There are some things you might not think to mention to your vet at check-ups – and your cat drinking more or less water than usual is one of them. But if your cat’s drinking habits noticeably change with age, you shouldn’t just ignore this. While it’s important for our feline friends to stay hydrated, a cat drinking a lot more than they used to may be suffering from an underlying health condition. Here, we look at three common causes of increased thirst in older cats.
Is your cat drinking more because of diabetes?
In a healthy cat, blood sugar levels are precisely balanced, and the pancreas produces just the right amount of the hormone insulin to help regulate the cat’s energy requirements. Diabetes occurs when too little insulin is produced (Type 1 diabetes) or because the body isn’t responding correctly to insulin production (Type 2 diabetes).
Type 1 diabetes is very rare in cats, but older or overweight felines are often diagnosed with Type 2, due to the pancreas becoming less efficient as they age. Male cats also appear to be at more risk, although vets are not yet exactly sure why.
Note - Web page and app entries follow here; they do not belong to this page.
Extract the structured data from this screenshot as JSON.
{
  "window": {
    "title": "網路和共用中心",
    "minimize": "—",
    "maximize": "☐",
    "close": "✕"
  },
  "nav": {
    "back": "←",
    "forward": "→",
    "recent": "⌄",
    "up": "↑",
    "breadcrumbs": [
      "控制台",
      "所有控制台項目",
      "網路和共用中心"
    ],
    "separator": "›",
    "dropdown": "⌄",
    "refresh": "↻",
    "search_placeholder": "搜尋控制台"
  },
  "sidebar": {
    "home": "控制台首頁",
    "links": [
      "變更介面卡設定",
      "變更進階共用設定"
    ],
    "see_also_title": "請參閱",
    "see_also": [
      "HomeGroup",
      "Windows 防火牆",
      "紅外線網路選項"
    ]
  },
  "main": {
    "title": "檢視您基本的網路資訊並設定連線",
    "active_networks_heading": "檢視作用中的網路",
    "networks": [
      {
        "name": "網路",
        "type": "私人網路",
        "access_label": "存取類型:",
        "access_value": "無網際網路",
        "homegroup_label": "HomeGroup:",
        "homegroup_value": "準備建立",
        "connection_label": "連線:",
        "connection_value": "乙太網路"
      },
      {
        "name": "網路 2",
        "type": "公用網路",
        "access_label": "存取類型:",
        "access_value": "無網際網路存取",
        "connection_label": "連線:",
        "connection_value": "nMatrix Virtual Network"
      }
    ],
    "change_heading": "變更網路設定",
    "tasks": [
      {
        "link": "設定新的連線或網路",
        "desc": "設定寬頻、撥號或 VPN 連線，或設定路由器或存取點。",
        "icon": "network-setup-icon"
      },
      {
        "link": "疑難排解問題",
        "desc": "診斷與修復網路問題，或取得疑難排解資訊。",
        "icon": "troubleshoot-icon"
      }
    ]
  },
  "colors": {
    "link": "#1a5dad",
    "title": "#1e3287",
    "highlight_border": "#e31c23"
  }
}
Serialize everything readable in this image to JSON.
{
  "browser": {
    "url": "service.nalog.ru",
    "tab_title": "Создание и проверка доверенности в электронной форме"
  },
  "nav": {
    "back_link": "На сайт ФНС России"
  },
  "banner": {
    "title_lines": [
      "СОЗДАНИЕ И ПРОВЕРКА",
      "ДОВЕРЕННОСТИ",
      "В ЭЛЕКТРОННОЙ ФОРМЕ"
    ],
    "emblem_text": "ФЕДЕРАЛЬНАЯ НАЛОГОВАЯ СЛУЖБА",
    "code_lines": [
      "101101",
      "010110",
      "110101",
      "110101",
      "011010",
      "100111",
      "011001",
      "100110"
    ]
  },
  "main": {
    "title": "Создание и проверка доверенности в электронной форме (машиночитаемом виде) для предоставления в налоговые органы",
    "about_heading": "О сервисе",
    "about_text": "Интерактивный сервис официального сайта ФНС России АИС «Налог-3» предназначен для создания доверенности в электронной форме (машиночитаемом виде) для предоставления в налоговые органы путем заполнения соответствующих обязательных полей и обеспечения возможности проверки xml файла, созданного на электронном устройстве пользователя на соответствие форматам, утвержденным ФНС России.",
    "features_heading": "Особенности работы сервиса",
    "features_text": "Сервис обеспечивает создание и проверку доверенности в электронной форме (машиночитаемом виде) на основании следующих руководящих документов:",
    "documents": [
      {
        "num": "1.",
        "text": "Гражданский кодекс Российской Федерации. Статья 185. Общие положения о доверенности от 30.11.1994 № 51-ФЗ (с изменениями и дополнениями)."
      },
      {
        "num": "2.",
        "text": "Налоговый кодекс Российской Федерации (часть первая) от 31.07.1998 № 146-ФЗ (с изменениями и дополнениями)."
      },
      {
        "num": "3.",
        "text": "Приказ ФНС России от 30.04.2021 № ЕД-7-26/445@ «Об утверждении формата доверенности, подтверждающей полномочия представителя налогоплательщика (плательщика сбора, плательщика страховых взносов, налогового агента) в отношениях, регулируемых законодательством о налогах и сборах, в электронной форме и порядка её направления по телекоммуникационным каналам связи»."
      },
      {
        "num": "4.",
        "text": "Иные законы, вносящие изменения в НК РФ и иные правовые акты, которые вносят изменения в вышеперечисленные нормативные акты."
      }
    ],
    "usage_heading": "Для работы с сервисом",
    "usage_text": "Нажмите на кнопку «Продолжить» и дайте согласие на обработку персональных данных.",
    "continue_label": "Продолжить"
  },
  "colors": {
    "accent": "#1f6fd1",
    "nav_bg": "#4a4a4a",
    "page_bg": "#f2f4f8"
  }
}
Diabetic cats become very thirsty because there’s too much sugar in the urine, which, in turn, draws water out of the body.
Some breeds – such as the Burmese – are more vulnerable to diabetes than others. But for all cats, at every life stage, the risk lessens with good levels of activity (especially for indoor cats) and a complete, balanced diet.
Signs of diabetes in cats
As well as drinking a lot, diabetic cats may also display increased hunger, lethargy, excessive weeing and weight loss. In some cats, diabetes can affect the nervous system, so the animal finds it difficult to straighten its back legs. This is usually referred to as a ‘plantigrade stance’, and the condition makes walking and jumping very difficult.
It can be hard to monitor your cat’s water intake as they often drink (unseen) from puddles, toilets or dripping taps. But if you notice your cat drinking more and showing other related signs of diabetes, do speak to your vet as soon as possible.
Is your cat drinking more because of kidney disease?
Your cat’s kidneys do two things: filter waste from the body, and concentrate the urine when your cat needs to retain water (if they’re drinking less, for example). Historically, the domestic cat evolved from animals in dry areas, such as Egypt. Due to this ancestry, and the frequent need to retain water in hot, arid climates, a cat’s kidneys work very efficiently. However, this also leaves them vulnerable if they do develop kidney problems. Given that the kidneys naturally deteriorate with age, older cats can often suffer from kidney disease and chronic kidney failure.
Signs of kidney disease in cats
Extreme thirst is usually the first symptom of kidney disease in cats. But as the toxins build up in their blood, your cat is likely to eat less, feel nauseous or even be sick.
It’s important to seek your vet’s advice if you notice any of these symptoms. Accidental poisoning can also cause kidney damage in cats of any age. Anti-freeze is a common culprit, and should always be kept out of your pet’s reach.
Is your cat drinking more because of hyperthyroidism?
Older cats can develop an overactive thyroid gland, which is a condition known as hyperthyroidism (unlike older dogs, which are more prone to hypothyroidism – an underactive thyroid gland).
Signs of hyperthyroidism in cats
Metabolic rate, vitality and coordination are all controlled by the thyroid gland – so if it’s working more frantically than it should be, your cat will be irritable and skittish, and may even pant. Other symptoms of hyperthyroidism include drinking and weeing more frequently, and losing weight, despite eating more.
Hyperthyroidism can occur in any breed, at any age, but it’s more likely to develop in cats as they get older. Your vet will be able to recommend thyroid medication that can help.
Other reasons for your cat drinking more water
While these conditions may explain why an old cat is drinking a lot of water, there could be other causes, such as urinary tract infections, liver disease, or increased thirst after a bout of vomiting or diarrhoea.